- Opening Delimiter -
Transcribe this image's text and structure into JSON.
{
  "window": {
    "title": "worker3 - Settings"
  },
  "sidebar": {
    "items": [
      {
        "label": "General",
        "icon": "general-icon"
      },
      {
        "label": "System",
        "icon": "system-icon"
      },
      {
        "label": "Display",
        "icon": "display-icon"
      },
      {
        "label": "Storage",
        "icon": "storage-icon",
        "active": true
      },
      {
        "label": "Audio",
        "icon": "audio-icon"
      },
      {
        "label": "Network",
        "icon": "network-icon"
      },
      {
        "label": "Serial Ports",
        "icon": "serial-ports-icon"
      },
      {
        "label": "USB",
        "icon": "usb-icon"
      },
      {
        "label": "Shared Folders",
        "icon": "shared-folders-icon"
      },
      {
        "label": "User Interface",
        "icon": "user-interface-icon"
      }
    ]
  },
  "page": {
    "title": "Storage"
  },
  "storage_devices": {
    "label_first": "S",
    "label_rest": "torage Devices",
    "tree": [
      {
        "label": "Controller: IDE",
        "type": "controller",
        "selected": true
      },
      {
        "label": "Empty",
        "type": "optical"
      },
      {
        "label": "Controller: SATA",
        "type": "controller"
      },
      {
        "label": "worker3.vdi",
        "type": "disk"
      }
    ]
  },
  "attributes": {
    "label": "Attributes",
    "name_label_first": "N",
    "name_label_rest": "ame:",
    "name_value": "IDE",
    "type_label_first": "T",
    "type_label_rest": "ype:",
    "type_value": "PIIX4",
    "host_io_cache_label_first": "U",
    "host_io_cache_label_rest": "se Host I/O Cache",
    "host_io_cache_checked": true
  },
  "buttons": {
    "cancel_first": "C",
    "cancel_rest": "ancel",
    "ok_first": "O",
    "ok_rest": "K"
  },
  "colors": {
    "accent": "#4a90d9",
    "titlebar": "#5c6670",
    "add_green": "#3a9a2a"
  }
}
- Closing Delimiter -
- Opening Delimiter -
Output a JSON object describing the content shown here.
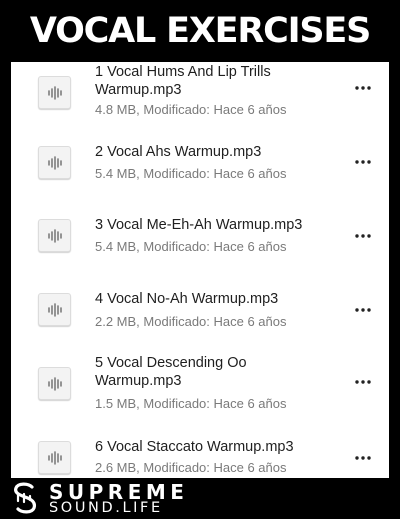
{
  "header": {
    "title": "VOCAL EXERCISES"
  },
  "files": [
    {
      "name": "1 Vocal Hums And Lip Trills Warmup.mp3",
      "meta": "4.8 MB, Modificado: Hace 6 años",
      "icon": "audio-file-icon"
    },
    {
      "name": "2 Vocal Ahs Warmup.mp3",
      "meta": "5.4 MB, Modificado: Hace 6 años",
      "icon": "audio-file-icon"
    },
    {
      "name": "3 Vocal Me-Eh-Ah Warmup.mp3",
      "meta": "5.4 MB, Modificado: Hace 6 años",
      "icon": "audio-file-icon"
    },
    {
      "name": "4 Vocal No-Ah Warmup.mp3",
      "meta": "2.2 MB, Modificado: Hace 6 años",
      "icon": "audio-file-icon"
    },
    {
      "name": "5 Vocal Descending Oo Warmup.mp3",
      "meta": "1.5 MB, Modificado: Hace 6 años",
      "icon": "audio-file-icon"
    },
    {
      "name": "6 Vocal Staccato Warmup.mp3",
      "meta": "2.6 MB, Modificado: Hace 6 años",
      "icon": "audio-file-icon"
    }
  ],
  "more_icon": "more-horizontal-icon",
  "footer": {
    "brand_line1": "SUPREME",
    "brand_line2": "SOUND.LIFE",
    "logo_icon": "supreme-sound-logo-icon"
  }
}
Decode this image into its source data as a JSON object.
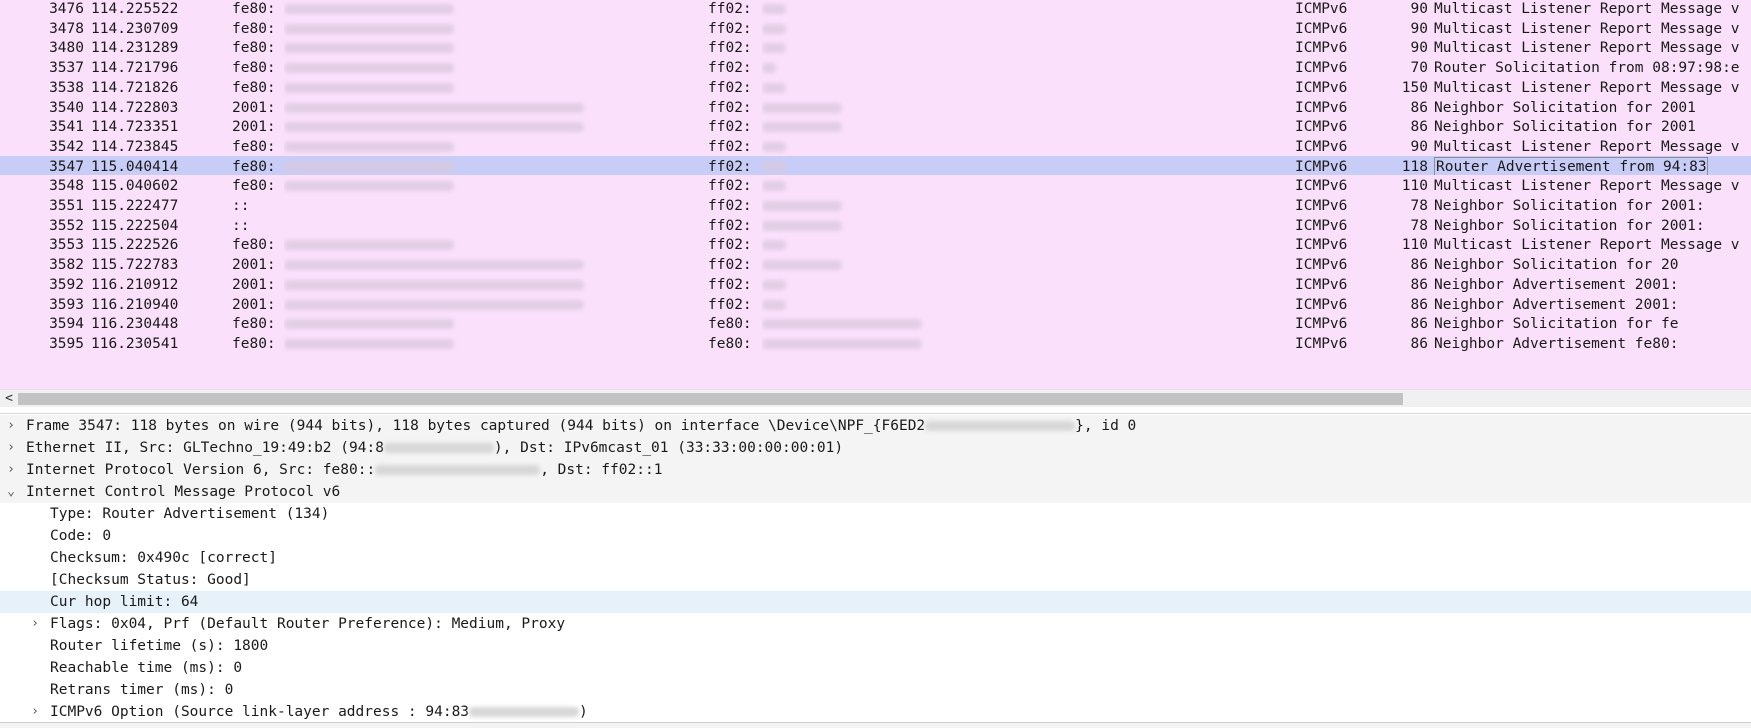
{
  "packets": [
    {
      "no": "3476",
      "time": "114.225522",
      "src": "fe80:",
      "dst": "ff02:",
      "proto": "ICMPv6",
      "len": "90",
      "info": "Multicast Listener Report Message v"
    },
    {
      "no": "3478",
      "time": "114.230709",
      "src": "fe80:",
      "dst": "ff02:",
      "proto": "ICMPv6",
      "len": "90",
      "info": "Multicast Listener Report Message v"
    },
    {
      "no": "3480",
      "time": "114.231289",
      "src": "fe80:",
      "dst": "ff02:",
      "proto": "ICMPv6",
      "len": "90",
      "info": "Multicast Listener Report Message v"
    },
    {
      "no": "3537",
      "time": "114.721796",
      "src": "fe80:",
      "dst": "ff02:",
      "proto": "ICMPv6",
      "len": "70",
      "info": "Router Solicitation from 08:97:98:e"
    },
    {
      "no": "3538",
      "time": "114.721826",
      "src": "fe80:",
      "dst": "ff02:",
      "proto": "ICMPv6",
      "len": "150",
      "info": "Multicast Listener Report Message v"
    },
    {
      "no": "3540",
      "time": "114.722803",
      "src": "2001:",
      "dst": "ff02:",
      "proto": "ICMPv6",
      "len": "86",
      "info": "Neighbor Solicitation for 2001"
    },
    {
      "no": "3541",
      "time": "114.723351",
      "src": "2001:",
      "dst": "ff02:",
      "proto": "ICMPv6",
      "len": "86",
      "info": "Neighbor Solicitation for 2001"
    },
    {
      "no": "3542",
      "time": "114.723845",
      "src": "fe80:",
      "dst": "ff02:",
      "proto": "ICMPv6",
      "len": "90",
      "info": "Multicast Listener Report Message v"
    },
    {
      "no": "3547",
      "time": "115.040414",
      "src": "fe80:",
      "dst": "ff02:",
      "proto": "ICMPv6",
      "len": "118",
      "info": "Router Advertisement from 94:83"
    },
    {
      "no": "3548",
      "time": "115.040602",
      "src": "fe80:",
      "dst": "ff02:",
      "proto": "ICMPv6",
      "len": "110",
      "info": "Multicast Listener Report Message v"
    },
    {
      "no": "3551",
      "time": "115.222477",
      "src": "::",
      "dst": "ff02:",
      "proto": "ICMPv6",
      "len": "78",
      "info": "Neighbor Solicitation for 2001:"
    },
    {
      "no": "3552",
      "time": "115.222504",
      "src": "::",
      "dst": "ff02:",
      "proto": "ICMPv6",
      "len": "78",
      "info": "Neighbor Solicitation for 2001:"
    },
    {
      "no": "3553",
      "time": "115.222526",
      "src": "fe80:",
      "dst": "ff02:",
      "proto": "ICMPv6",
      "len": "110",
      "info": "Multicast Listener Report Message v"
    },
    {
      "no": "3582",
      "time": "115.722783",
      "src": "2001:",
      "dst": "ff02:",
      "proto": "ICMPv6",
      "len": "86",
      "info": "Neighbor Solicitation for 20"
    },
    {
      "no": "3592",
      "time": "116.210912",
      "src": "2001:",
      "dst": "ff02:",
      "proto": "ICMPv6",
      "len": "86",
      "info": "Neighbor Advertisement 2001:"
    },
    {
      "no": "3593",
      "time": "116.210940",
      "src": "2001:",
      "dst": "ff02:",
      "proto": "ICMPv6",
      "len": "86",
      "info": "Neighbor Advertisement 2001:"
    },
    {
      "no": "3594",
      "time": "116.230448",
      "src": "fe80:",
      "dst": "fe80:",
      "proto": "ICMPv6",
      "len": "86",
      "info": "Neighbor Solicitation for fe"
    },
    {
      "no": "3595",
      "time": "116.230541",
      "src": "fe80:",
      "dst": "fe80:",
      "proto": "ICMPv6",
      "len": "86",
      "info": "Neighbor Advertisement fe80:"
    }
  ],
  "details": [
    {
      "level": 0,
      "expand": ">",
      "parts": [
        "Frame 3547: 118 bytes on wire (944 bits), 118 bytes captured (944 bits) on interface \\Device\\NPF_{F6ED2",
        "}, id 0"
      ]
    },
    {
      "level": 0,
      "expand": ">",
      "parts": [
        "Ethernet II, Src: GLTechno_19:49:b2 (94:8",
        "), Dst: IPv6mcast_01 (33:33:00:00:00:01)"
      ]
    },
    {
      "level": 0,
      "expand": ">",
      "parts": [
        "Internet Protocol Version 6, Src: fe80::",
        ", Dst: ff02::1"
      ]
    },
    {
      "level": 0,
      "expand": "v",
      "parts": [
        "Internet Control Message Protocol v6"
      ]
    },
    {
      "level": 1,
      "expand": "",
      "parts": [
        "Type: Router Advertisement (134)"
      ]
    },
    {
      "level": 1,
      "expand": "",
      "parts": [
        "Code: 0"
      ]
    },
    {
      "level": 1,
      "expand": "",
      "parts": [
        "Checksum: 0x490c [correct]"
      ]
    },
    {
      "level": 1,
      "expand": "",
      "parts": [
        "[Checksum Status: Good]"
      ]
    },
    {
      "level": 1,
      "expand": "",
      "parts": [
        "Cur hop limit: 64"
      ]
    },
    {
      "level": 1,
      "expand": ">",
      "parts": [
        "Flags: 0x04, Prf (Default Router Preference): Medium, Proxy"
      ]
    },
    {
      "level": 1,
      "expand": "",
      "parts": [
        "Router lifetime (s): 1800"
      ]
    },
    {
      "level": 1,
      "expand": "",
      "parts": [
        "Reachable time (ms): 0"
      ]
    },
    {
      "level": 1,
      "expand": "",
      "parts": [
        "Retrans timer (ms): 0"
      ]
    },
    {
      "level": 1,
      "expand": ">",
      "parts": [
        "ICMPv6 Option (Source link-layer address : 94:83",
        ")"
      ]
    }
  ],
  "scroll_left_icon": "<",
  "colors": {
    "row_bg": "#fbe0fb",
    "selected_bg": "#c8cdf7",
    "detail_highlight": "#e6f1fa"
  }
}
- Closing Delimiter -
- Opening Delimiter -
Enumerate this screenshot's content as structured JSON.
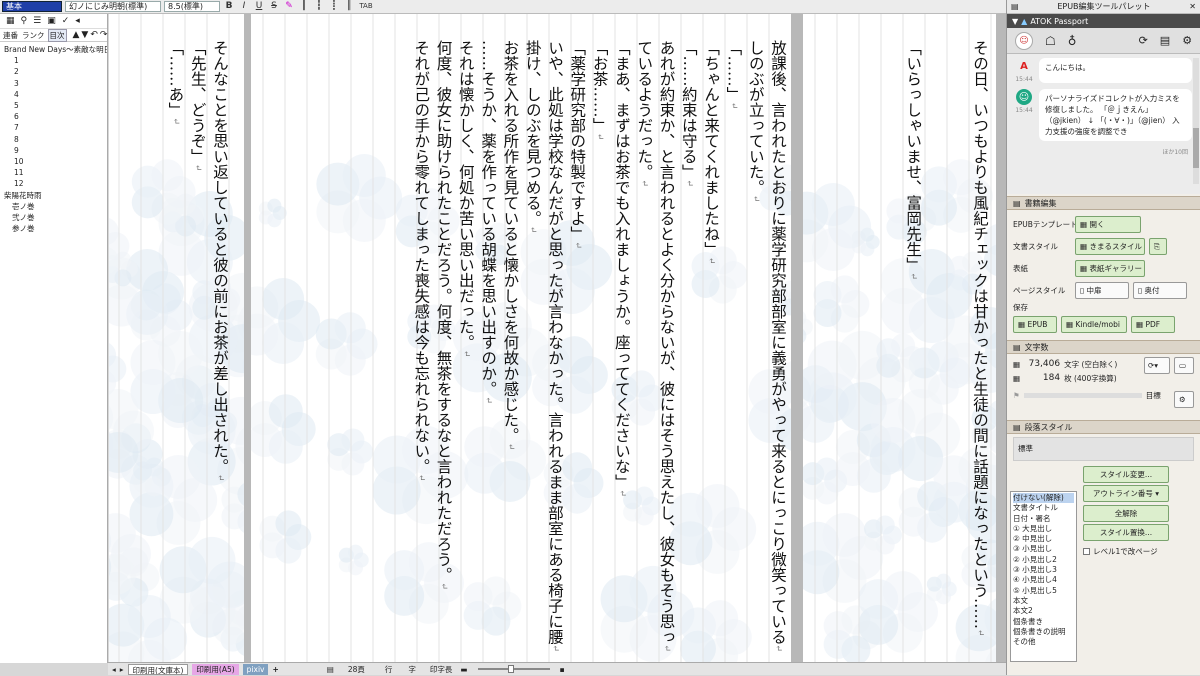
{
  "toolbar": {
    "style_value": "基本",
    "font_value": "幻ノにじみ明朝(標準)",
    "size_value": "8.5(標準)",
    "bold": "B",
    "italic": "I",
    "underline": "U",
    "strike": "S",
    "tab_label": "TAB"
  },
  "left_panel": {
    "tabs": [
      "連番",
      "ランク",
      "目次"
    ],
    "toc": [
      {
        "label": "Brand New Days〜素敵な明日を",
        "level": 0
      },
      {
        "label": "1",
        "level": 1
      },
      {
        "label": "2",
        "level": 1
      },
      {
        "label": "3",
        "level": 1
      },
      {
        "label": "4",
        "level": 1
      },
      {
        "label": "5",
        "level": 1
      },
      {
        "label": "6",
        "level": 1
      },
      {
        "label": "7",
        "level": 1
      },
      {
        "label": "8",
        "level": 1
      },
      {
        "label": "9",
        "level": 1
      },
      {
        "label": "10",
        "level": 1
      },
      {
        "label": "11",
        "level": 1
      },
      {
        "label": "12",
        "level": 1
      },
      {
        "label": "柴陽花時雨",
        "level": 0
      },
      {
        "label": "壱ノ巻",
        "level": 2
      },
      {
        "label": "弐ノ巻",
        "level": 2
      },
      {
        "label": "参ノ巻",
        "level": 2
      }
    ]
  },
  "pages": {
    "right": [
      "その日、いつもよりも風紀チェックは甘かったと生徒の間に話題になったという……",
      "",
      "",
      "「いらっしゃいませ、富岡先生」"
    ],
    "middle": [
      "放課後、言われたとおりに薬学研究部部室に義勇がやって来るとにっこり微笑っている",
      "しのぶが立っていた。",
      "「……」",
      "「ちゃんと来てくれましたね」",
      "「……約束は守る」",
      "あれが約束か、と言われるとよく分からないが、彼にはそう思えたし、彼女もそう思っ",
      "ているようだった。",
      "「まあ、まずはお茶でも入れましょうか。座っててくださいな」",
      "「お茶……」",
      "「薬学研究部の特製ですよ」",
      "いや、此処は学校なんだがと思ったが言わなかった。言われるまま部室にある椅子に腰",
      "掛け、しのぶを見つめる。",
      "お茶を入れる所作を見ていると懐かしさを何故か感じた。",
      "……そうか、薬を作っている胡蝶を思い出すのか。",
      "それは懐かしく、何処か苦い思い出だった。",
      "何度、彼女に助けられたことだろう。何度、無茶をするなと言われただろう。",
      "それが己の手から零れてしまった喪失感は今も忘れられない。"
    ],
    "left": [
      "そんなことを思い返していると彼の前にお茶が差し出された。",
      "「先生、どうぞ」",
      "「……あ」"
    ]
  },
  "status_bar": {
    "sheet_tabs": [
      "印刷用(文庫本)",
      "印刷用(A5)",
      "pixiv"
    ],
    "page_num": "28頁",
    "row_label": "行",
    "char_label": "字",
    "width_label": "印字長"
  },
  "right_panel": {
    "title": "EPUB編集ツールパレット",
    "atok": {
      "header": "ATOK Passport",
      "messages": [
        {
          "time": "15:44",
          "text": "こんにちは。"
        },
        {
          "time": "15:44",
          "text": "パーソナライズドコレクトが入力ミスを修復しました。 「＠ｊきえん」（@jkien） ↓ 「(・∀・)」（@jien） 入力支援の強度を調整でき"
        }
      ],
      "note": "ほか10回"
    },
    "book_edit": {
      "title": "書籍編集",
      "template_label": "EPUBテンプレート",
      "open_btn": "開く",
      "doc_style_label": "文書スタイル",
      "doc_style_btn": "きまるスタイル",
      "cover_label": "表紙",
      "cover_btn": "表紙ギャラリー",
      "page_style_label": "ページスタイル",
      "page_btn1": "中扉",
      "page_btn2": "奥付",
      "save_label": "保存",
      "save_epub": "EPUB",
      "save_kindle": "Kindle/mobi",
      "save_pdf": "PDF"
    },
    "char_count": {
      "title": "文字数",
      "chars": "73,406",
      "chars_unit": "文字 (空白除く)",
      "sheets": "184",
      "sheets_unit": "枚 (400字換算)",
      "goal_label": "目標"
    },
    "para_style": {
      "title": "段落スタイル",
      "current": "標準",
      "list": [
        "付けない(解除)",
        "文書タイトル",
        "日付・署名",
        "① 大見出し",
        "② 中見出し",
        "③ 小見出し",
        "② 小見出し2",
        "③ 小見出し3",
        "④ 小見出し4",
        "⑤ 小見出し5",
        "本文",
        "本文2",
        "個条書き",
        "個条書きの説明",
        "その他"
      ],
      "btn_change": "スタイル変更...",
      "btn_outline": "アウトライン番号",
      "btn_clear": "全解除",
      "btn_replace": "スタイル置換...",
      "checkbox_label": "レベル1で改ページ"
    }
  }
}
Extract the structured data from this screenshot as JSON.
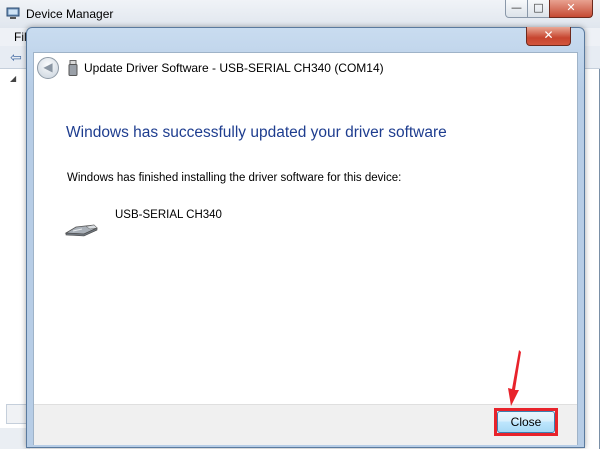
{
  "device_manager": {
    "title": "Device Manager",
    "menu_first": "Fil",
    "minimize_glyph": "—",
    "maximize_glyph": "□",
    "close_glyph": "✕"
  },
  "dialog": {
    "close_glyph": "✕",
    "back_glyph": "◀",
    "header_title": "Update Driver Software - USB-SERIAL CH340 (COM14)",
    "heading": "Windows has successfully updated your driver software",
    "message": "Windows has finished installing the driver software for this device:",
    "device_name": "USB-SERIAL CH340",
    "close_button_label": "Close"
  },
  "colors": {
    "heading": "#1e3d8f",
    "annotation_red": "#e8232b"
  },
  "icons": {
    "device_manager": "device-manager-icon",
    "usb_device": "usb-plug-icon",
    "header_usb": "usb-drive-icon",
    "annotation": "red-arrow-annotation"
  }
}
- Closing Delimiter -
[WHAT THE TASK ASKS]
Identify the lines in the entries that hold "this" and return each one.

[EXERCISE RESULT]
Transcribe this image's text and structure into JSON.
Decode this image into its source data as a JSON object.
Enumerate this screenshot's content as structured JSON.
Extract the structured data from this screenshot as JSON.
    "message": "Windows has finished installing the driver software for this device:",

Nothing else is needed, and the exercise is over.